However, I do not believe this to be the case, so I’ll move on.
|on August 2, 1790 the household of David Thompson included 1 male under 16 years of age||Thompson, Jacob/Residence
Where did this Jacob fellow come from? Well based on other evidence I have collected, I believe David had a son, Jacob, who was born before 1790. It is reasonable that this counter refers to him. We know this boy was younger than 16 on August 2, 1790, so again, we will be able to do some calculations.
This claim is also possible evidence that David did not have any other sons younger than 16 at this time, at least not living. If I thought he did, I would add addional tags for each one.
|on August 2, 1790 the household of David Thompson included 3 females||Brown, Rachel/Residence
I have evidence that David’s wife was Rachel Brown, and since other census records show her living with David throughout his life, it is reasonable to assume one of the 3 females was Rachel.
I’ll be honest, I don’t remember why of all David’s daughters I thought Anna would still be living at home in 1790. I’ll need to revisit that (and account for that in the analysis of Anna’s Residence).

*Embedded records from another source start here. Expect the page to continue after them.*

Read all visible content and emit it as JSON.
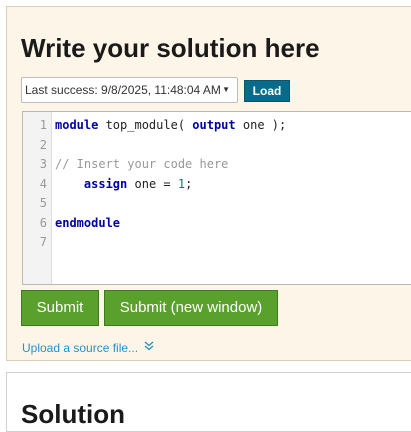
{
  "solution_panel": {
    "title": "Write your solution here",
    "history_dropdown": {
      "selected": "Last success: 9/8/2025, 11:48:04 AM"
    },
    "load_label": "Load",
    "editor": {
      "lines": [
        {
          "num": "1",
          "tokens": [
            {
              "t": "module",
              "k": "kw"
            },
            {
              "t": " top_module( ",
              "k": ""
            },
            {
              "t": "output",
              "k": "kw"
            },
            {
              "t": " one );",
              "k": ""
            }
          ]
        },
        {
          "num": "2",
          "tokens": []
        },
        {
          "num": "3",
          "tokens": [
            {
              "t": "// Insert your code here",
              "k": "cm"
            }
          ]
        },
        {
          "num": "4",
          "tokens": [
            {
              "t": "    ",
              "k": ""
            },
            {
              "t": "assign",
              "k": "kw"
            },
            {
              "t": " one = ",
              "k": ""
            },
            {
              "t": "1",
              "k": "num"
            },
            {
              "t": ";",
              "k": ""
            }
          ]
        },
        {
          "num": "5",
          "tokens": []
        },
        {
          "num": "6",
          "tokens": [
            {
              "t": "endmodule",
              "k": "kw"
            }
          ]
        },
        {
          "num": "7",
          "tokens": []
        }
      ]
    },
    "submit_label": "Submit",
    "submit_new_window_label": "Submit (new window)",
    "upload_label": "Upload a source file...",
    "upload_icon": "double-chevron-down-icon"
  },
  "solution_section": {
    "title": "Solution"
  },
  "colors": {
    "panel_bg": "#fdf6e8",
    "load_button": "#0a6a8a",
    "submit_button": "#5aa02c",
    "keyword": "#0000a8",
    "comment": "#999999",
    "link": "#2a8fc7"
  }
}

I don’t have a clue right now who the 3rd female might have been. Not even a guess. Normally I would just leave the field blank. Evidentia has a nice report that will identify all un-tagged claims. However, since this claim is tagged with Rachel and Anna, and Evidentia has no way of knowing there is a third person referenced in the claim, I need to use the name “Unknown” to force the report to include this claim. This way when I run the report to identify research gaps, it will include the mysterious “third woman”.
Deciding how to tag the last claim is a bit of a challenge. Relative? Friend? Just a neighbor? What kind of research question might I apply this information to?
Time for a custom claim type. Elizabeth Shown Mills has coined the phrase FAN club, referring to Friends, Associates, and Neighbors we run across in our research. evidentia doesn’t have a FAN reference, but its easy enough to add one from the List manager screen using the Claims Type List tab.
Now I can tag the claim.
|on August 2, 1790 Jon Thompson lived in Gilmanton, NH, the same town as David Thompson||Thompson, David (ca 1798)/FAN|
But why did I just tag David with the FAN reference? Isn’t David also a FAN of Jon? In fact, I could include Jacob, Rachel, and Anna as well.
This is where personal choice comes in again. At this point I have chosen not to add Jon Thompson to my subject list (yet). Jon has been “called in for questioning” but is not yet a “person of interest”. The evidence isn’t “lost”, and once I know more, I can choose to come back and add additional tags. I have tagged the claim so it will show up in a Research Summary Report for David under FAN. When I run the report and see that I also have a FAN claim for David referencing Jonathan Thompson in the enlistment record, I’ll want to dig deeper.
In this post I identified 5 pieces of information in the 1790 census I believe are relevant to my research. I have tried to explain my justification for including each piece of information, as well as which research questions (tags) I think they provide evidence for.
I have NOT tried to evaluate the information for quality or accuracy. I have also not drawn any implications from the information. I have restricted myself to recording what the source has to say, and tagging each piece of information to one or more research questions.
In my next post, I will walk through my analysis process, and hopefully show why even the vague clues provided by the hash marks in the 1790 census can provide evidence as we research our ancestors.